Wednesday, February 17, 2010

Latest Zeroing Cases

The latest two Zeroing cases added to a long history of Zeroing cases:

Dongbu Steel Co. Ltd. v. United States 2/4/2010 Slip Op. 10-13.
Corrosion-resistant carbon flat steel products from the Republic of Korea.
Use of zeroing in context of administrative review sustained. 
Andaman Seafood v. United States 2/4/2010 Slip Op.10-12
Frozen warm water shrimp from Thailand.
Sustained zeroing as commerce could apply the decision to stop using zeroing prospectively and not on already decided cases

"Zeroing" is a method used by the International Trade Administration in calculating "Antidumping Duties."

"Antidumping Duties" are extra duties levied on products being sent tot he US at less than fair market value. The two requirements are that a 1) US Industry is being injured by import and 2) the reason is that the injuring imports are being sold less than fair market value.

It is often explained as analogous to predatory price protection under Antitrust laws. However, the key distinction is that under anti trust laws the complainant must show that the offender has the intention of driving competitors out of business to recoup monopoly profits in the future. Antidumping is much easier to prove.

The remedy for dumping is additional duties calculated by figuring out what the fair market price should be and taxing the subject imports until they are that fair market price. So the difference between the higher 'fair market' price and the lower actually imported price is the dumping margin and the dumping duties. The higher the fair market price is when compared to the prices the foreign companies sell in the US the higher the duties.

"Zeroing" is a method of calculating the average price the foreign company sells the products in the United States. Over a period of time, the International Trade Administration the "Agency" averages the price in the home market, or fair market price, for a period of time usually a year. Then the Agency calculates the average sales price over time. Except, ever time that average sales price is over the fair market price the agency "zeros" it out to make it equal but not over the fair market price.

A brief example would be if month one the "home" market price is $3.00, then in month two it is $5.00, and in month three the price it $4.00. The average home market price for the three month period would then be $4.00. ((3+5+4)/3=4). Now lets say the same three month period the company sells the products to the US for the same price as the home market. Normally, there would be no dumping because the prices int he home market match the sales price to the US. But with the introduction of "zeroing" we have a different result. The $5.00 price would be "zeroed" out to the average home market price of $4.00. So the average sales price to the US becomes $3.66. ((3+4+4)/3=3.66) So where there should be no dumping the Agency finds a 9.2% dumping margin.

So when price of a product varies frequently, there is almost a guarantee there will be a dumping margin.

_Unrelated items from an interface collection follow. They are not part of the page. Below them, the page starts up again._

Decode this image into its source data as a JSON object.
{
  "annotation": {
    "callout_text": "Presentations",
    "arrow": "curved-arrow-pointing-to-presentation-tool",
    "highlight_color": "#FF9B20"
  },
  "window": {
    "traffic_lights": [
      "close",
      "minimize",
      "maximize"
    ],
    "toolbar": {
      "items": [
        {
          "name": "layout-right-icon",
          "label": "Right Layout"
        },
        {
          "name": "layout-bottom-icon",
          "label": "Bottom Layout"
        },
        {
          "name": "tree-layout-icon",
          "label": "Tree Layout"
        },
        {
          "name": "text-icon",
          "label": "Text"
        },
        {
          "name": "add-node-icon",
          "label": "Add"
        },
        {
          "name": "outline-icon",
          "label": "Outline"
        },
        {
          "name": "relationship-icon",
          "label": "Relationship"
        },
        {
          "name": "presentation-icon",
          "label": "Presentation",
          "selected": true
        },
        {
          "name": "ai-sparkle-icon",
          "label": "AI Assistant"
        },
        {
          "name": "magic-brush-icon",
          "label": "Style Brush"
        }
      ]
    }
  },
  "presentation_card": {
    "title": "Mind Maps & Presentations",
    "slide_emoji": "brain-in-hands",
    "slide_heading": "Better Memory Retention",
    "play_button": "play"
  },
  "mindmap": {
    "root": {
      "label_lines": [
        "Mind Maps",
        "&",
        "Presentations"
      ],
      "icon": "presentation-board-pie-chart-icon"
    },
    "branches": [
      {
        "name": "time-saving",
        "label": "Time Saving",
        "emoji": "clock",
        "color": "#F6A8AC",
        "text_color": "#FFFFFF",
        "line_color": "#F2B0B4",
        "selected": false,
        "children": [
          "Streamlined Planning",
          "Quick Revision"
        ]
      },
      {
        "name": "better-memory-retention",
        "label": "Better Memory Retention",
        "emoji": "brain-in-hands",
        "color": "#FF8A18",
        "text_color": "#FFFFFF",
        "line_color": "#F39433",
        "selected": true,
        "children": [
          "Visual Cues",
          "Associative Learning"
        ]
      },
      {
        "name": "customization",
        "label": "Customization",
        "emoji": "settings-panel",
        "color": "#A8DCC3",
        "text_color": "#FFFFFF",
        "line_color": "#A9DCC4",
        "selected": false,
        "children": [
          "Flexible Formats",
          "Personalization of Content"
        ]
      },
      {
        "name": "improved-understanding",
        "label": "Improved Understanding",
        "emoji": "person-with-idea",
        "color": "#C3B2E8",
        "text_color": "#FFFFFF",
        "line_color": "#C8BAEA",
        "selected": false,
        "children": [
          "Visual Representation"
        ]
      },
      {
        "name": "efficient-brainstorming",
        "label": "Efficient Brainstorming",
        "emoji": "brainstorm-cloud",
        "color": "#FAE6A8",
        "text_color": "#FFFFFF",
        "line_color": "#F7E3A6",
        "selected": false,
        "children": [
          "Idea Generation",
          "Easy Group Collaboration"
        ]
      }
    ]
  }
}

The fair market price is arrived at by taking all the numbers and averaging them. The imported price is arrived at by taking all the numbers that are less than the fair market price and changing all the numbers that are high to the fair market price and then averaging them. You are always guaranteed to get a number less than the fair market price and hence always guaranteed to find a dumping margin.

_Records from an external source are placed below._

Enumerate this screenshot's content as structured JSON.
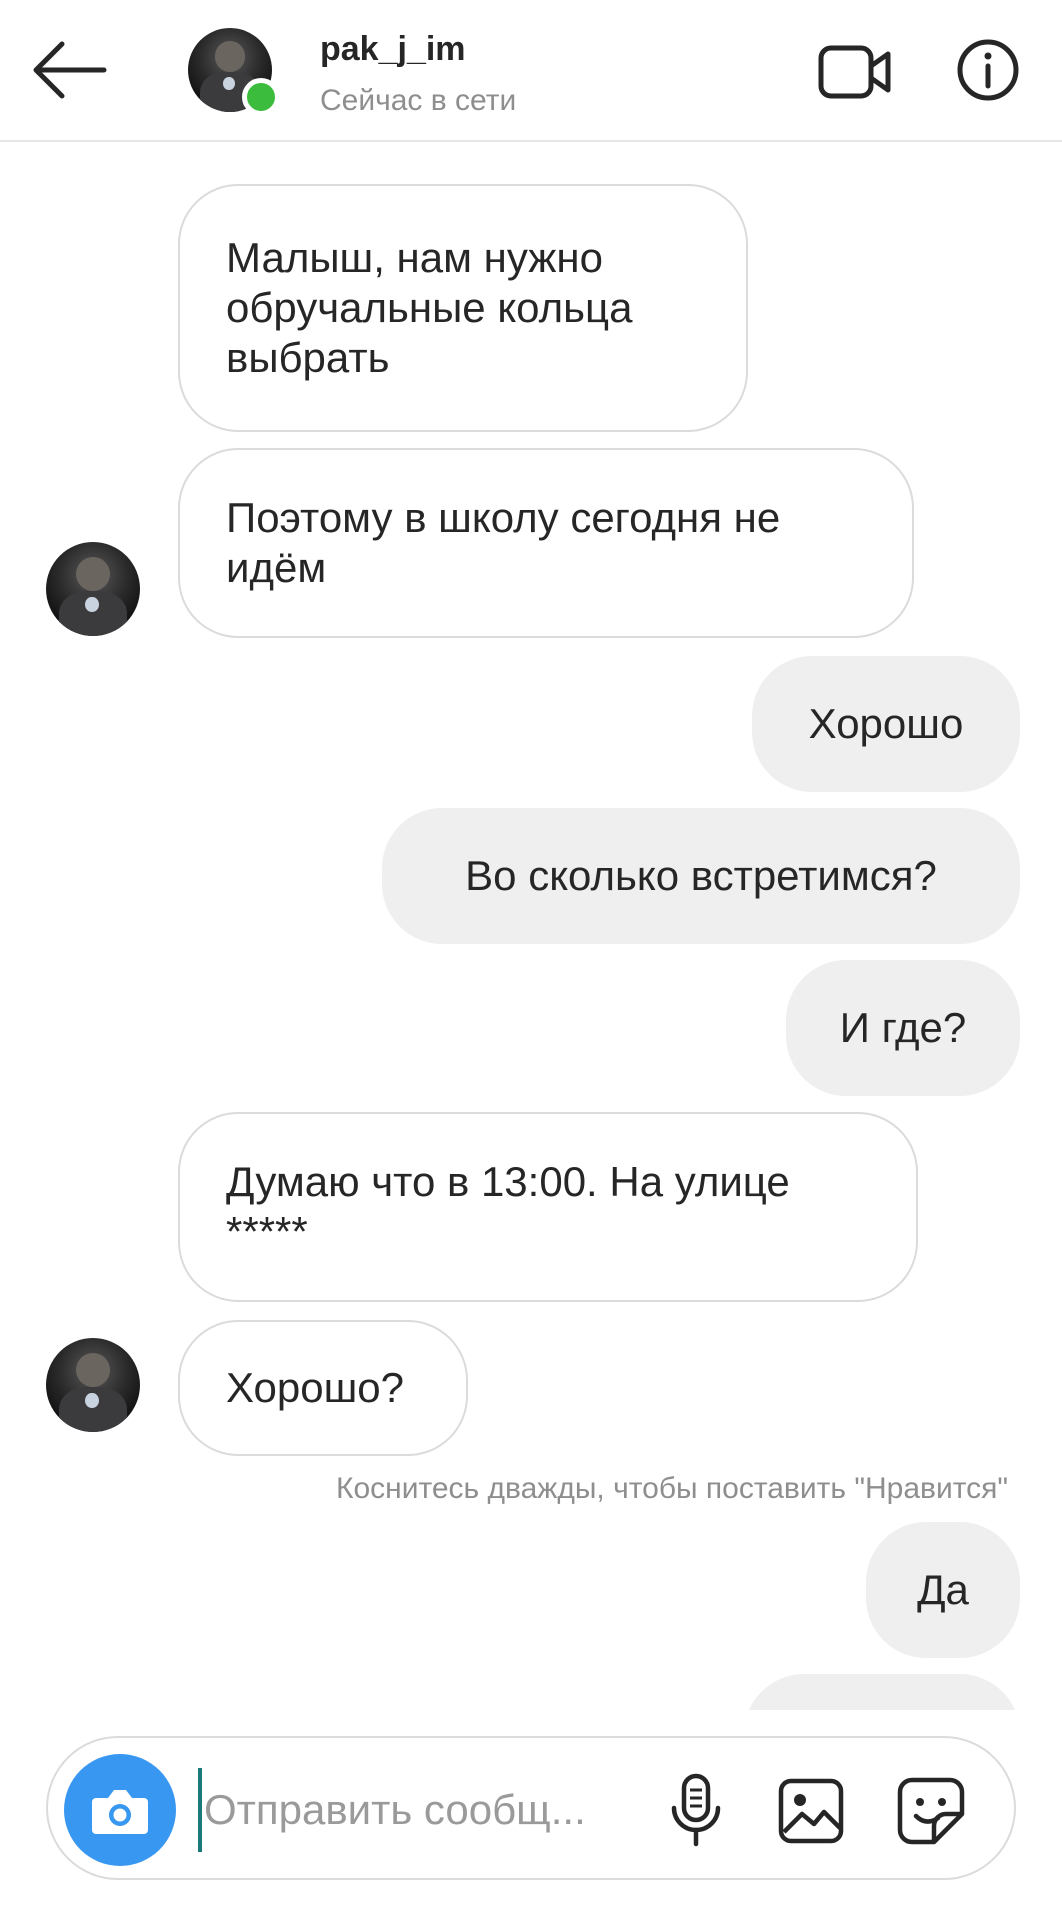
{
  "header": {
    "username": "pak_j_im",
    "status": "Сейчас в сети",
    "icons": {
      "back": "arrow-left-icon",
      "video": "video-camera-icon",
      "info": "info-icon"
    }
  },
  "messages": [
    {
      "from": "them",
      "lines": [
        "Малыш, нам нужно",
        "обручальные кольца",
        "выбрать"
      ]
    },
    {
      "from": "them",
      "lines": [
        "Поэтому в школу сегодня не",
        "идём"
      ]
    },
    {
      "from": "me",
      "lines": [
        "Хорошо"
      ]
    },
    {
      "from": "me",
      "lines": [
        "Во сколько встретимся?"
      ]
    },
    {
      "from": "me",
      "lines": [
        "И где?"
      ]
    },
    {
      "from": "them",
      "lines": [
        "Думаю что в 13:00. На улице",
        "*****"
      ]
    },
    {
      "from": "them",
      "lines": [
        "Хорошо?"
      ]
    },
    {
      "from": "me",
      "lines": [
        "Да"
      ]
    }
  ],
  "hint": "Коснитесь дважды, чтобы поставить \"Нравится\"",
  "composer": {
    "placeholder": "Отправить сообщ...",
    "icons": {
      "camera": "camera-icon",
      "mic": "microphone-icon",
      "gallery": "image-icon",
      "sticker": "sticker-icon"
    },
    "accent": "#3897f0"
  },
  "colors": {
    "online": "#3cbc3c",
    "outgoing_bubble": "#efefef",
    "incoming_border": "#dbdbdb"
  }
}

More on the history of zeroing. Looks like this might be a three part blog series.